> [Exercise brief] Return, from the listing below, every line that includes "screenshot".

Start of Working data

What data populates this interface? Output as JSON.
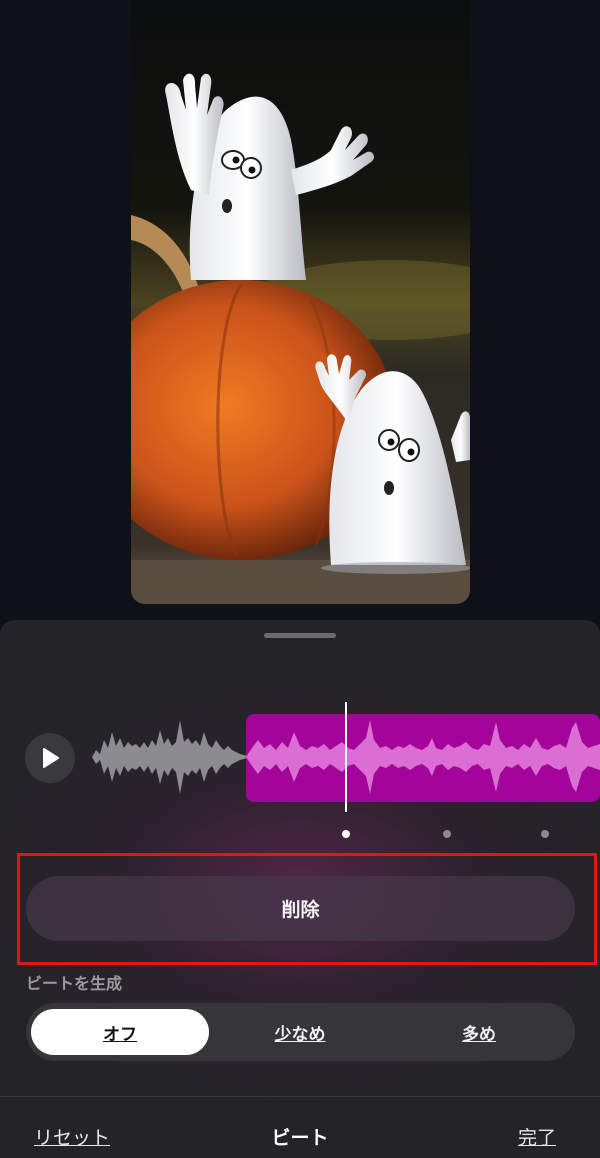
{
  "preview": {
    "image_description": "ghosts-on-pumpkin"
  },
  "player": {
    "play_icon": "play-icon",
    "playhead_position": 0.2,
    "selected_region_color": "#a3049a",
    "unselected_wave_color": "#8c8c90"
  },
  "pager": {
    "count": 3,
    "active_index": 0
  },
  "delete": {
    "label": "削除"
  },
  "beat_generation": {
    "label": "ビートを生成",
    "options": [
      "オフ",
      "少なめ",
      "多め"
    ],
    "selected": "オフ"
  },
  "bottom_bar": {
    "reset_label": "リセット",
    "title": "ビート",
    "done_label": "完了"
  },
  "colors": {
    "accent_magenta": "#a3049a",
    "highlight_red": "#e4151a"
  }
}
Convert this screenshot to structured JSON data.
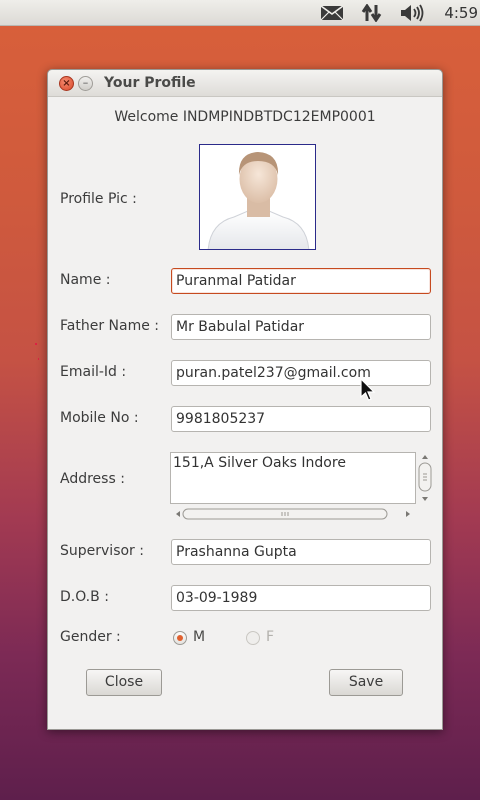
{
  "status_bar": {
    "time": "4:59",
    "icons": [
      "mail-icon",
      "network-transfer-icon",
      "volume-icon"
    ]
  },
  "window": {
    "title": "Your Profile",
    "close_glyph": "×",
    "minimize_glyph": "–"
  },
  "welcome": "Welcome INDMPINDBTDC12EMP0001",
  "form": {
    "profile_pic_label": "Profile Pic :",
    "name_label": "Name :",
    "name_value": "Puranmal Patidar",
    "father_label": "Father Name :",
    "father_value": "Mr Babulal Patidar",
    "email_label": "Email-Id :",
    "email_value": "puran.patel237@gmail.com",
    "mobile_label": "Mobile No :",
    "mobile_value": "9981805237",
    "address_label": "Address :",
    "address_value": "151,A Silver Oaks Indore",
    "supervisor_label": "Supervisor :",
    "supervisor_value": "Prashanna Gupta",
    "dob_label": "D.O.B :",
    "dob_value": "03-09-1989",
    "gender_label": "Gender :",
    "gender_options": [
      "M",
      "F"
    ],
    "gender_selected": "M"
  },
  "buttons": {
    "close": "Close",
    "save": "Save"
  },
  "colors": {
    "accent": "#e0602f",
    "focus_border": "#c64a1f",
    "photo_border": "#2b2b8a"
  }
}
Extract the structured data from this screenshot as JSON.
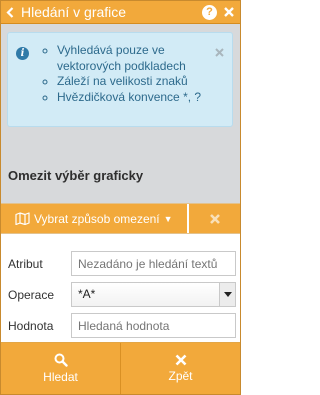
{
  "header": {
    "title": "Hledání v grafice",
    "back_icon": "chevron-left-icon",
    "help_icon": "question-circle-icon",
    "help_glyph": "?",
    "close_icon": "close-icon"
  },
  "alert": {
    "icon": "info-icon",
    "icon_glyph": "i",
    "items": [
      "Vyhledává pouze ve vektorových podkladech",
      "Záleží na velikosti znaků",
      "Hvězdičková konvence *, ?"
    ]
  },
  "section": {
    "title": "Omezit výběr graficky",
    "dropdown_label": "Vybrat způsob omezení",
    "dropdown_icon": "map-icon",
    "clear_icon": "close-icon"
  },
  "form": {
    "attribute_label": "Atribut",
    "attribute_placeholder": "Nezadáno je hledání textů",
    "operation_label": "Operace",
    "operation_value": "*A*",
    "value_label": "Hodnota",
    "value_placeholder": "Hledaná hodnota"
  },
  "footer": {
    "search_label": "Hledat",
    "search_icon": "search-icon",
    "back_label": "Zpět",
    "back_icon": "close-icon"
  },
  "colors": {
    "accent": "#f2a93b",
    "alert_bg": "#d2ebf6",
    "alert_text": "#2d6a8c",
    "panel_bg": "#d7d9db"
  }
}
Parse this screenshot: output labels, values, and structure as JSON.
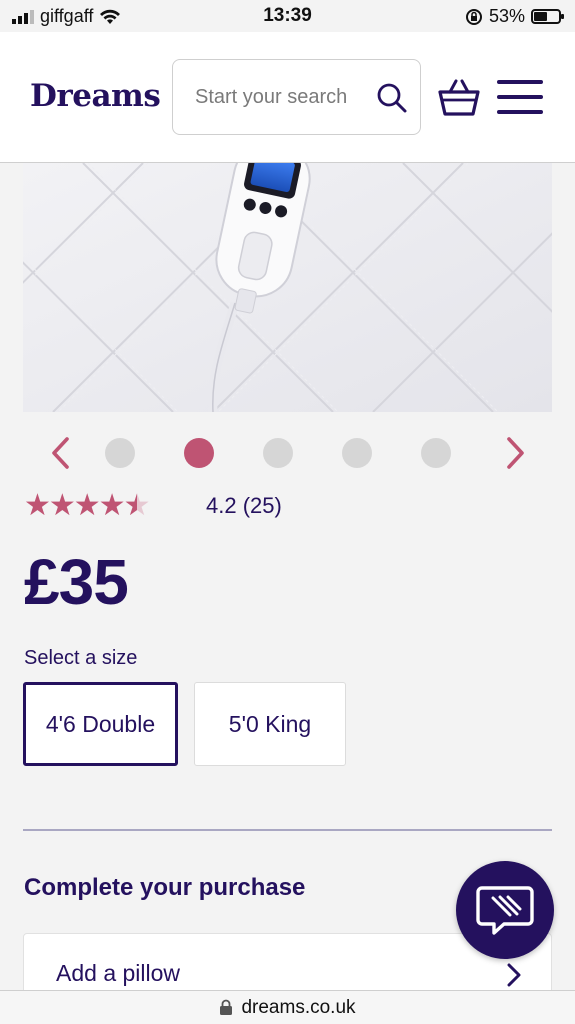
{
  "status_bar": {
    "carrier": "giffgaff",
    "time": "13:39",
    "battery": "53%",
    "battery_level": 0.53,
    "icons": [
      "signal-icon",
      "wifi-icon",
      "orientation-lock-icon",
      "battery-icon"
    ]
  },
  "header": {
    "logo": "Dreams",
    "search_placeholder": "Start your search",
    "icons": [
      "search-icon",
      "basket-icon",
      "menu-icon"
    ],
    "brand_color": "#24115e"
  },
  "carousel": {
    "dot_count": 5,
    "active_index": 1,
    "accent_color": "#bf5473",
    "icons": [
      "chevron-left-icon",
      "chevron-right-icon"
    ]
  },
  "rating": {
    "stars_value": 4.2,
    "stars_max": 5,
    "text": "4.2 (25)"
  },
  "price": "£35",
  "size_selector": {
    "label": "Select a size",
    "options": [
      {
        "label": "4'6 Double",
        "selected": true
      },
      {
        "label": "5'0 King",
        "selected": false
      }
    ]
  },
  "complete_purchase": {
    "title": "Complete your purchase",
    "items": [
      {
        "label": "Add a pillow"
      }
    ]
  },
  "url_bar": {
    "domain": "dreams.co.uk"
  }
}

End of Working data

> [Answer for this exercise]
Convert this screenshot to structured JSON data.
Extract the structured data from this screenshot as JSON.
Parse this screenshot: output labels, values, and structure as JSON.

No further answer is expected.